EPP’s Dave Mozersky and Sherwin Das at the site of the inaugural P-REC project in Goma, DRC (March 2020).


Energy Peace Partners believes that expanding clean energy in conflict-affected communities leads to a range of positive outcomes that can support durable peace. Access to renewable energy, for example, contributes to increased economic opportunities; better health and education outcomes; improved security; reduced pollution and carbon emissions; and creates new opportunities for conflict resolution and peacebuilding. Distributed renewable energy may also reduce reliance on the diesel and charcoal markets that, in some communities, fund the activities of conflict actors.

“[The goal for P-RECs is to] catalyze renewable energy investments in places where they can promote peacebuilding in the long run,” said Sherwin Das, Managing Director at Energy Peace Partners. “Peace is a notoriously difficult state to measure, but we’re looking at different ways we can do that,” Das said.


EPP’s Dave Mozersky in Ndosho, the neighborhood in Goma where a P-REC-funded community
streetlighting project was implemented (March 2020).


The effect on Ndosho has been extraordinary. In Goma, developer Nuru pre-sold P-RECs from a new solar energy system it was building to Microsoft and used the revenue to install streetlights for Ndosho, one of the city’s poorest and least electrified neighborhoods. The street lights, which had been identified as a priority project by the local community, have since bolstered security in a densely populated, high-crime area. They have also enabled increased productivity as commercial activites are able to continue after the sun sets: businesses stay open longer and night markets have sprung up. The streetlights have helped create a new sense of community and safety in a neighborhood previously kept in the dark. “It has transformed the culture of the neighborhood,” said Das, who visited and spoke with residents of the community just before the streetlights were in stalled.


Microsoft’s purchase of the first-ever P-RECs funded the procurement and installation of 35 community streetlights in the neighborhood of Ndosho in the city of Goma. Goma is the capital of North Kivu Province, where 3% of the population has access to electricity.


The Goma project has been a great success both for Ndosho and, more broadly, as a test-case for an innovative way to broaden clean energy access. Energy Peace Partners is now scaling up its pipeline of P-REC projects across its target countries in Africa while exploring the first P-REC projects in Asia. By opening new avenues for renewable energy to flow to the last mile, P-RECs may ensure that the lights of Ndosho shine brightly and as a model for other vulnerable communities around the world.
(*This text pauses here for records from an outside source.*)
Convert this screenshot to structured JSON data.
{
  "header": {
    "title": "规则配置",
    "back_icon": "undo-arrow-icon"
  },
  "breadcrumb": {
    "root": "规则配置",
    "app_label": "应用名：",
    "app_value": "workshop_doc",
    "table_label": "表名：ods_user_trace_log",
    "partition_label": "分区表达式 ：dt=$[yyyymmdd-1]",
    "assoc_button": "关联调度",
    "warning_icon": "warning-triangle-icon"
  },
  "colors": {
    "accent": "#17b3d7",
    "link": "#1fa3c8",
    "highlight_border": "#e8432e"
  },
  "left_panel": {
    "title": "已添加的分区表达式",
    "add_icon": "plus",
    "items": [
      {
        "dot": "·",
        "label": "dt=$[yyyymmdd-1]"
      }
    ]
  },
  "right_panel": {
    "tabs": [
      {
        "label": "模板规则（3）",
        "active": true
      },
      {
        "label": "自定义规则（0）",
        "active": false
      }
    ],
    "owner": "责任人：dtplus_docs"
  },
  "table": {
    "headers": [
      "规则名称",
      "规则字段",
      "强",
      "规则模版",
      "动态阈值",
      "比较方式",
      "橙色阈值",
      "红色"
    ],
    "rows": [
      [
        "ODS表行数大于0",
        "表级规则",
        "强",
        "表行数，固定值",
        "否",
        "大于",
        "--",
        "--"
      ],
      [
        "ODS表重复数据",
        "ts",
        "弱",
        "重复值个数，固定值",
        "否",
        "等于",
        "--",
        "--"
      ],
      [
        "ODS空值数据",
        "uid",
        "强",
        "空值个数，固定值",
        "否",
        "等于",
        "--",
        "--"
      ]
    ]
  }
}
The P-REC-funded streetlights have been transformative. 28,000 local residents have benefitted from improved nighttime safety and security, increased commercial activity as businesses now stay open at night, and reduced reliance on expensive and polluting diesel generators in an area that has never had electricity grid infrastructure.